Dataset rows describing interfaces
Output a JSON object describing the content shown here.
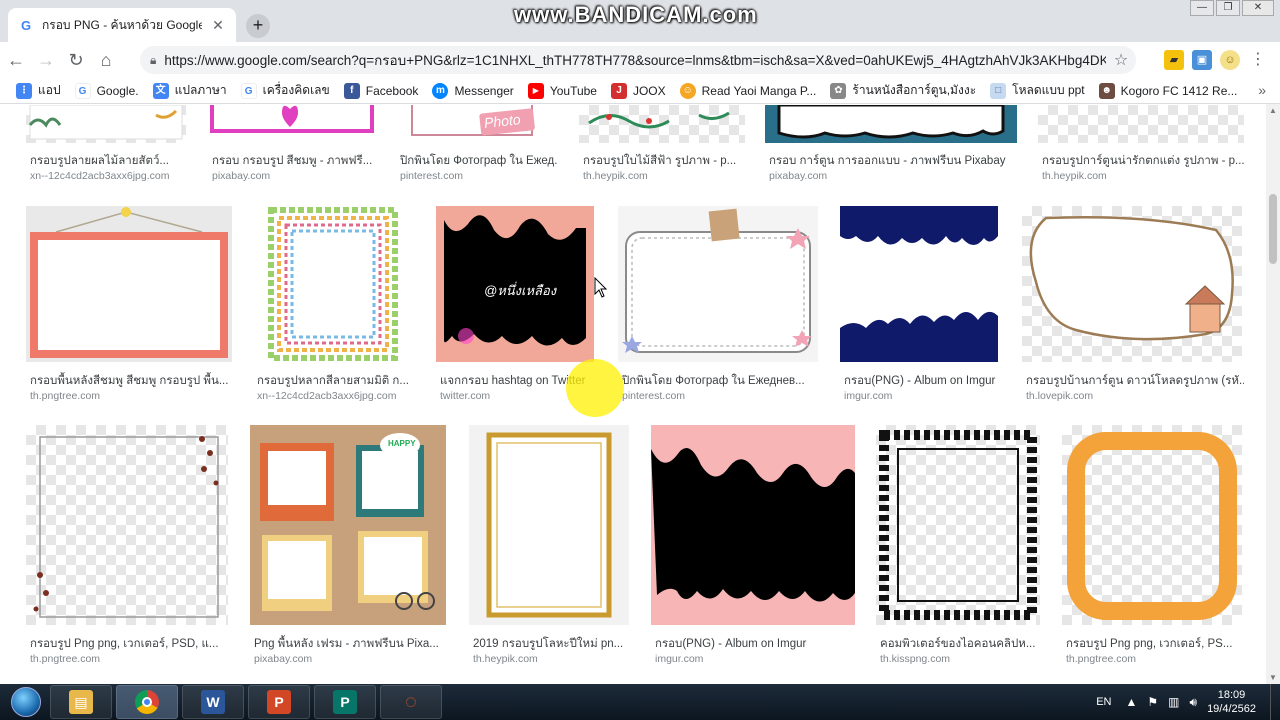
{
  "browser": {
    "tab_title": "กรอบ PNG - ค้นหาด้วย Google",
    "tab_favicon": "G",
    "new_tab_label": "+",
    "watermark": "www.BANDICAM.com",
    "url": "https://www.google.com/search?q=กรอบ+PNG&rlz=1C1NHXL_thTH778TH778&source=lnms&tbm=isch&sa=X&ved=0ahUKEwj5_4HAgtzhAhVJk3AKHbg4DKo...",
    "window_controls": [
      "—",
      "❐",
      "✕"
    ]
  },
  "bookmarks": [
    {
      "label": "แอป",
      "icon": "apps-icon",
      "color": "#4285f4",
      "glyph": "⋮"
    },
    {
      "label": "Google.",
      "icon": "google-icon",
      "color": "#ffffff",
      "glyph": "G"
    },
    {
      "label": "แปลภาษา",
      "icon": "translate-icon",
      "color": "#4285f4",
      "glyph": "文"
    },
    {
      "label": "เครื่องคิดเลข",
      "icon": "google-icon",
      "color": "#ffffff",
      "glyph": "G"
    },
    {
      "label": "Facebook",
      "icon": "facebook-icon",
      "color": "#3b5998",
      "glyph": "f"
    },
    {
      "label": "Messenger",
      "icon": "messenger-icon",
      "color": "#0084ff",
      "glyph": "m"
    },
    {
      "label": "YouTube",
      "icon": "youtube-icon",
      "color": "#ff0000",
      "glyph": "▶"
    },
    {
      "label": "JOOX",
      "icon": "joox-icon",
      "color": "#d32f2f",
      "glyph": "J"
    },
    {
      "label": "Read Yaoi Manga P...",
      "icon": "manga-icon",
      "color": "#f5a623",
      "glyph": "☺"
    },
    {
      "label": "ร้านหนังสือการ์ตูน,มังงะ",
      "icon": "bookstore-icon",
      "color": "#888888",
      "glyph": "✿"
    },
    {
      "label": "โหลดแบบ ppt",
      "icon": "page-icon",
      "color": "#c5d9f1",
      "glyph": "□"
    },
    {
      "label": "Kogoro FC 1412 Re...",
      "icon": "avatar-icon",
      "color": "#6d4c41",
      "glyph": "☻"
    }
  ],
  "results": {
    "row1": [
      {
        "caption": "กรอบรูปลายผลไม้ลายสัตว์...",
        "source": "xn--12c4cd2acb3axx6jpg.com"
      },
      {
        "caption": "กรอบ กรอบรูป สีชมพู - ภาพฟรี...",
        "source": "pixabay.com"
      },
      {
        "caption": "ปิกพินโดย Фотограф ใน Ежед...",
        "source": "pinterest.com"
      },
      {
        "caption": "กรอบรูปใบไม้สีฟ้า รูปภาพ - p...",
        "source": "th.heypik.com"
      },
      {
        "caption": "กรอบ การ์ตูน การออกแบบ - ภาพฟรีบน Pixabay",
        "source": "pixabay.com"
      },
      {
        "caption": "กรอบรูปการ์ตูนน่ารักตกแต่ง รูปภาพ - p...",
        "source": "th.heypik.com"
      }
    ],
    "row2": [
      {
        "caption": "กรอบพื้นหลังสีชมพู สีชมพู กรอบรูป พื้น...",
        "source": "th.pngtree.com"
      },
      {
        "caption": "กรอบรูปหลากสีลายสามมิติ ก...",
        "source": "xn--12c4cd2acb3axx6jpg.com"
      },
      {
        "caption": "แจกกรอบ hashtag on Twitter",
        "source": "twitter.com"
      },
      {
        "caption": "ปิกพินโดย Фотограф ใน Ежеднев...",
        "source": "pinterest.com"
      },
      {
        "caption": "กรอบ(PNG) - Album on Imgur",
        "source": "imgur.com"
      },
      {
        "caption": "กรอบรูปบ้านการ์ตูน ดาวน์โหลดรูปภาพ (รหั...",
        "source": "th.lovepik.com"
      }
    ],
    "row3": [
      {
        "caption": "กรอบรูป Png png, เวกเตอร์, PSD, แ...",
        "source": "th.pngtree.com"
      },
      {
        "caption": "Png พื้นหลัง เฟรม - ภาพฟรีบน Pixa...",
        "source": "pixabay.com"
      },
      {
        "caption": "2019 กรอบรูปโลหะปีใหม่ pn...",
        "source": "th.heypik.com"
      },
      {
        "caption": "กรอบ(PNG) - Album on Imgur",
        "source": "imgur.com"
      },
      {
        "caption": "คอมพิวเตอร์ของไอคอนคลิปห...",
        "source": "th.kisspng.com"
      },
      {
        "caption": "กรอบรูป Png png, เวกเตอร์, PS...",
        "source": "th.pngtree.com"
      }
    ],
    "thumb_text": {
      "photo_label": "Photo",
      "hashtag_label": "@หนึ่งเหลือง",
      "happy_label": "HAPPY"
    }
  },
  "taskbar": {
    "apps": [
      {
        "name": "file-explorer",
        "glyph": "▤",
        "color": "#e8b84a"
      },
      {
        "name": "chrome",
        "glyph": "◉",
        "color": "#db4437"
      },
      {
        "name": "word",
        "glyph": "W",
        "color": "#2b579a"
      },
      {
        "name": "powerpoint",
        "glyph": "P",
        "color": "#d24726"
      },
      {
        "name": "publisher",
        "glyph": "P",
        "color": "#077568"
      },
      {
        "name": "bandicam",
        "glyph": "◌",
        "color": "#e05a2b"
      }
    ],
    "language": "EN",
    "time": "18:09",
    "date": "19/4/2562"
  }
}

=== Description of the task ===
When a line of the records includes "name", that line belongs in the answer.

=== Output ===
        "name": "file-explorer",
        "name": "chrome",
        "name": "word",
        "name": "powerpoint",
        "name": "publisher",
        "name": "bandicam",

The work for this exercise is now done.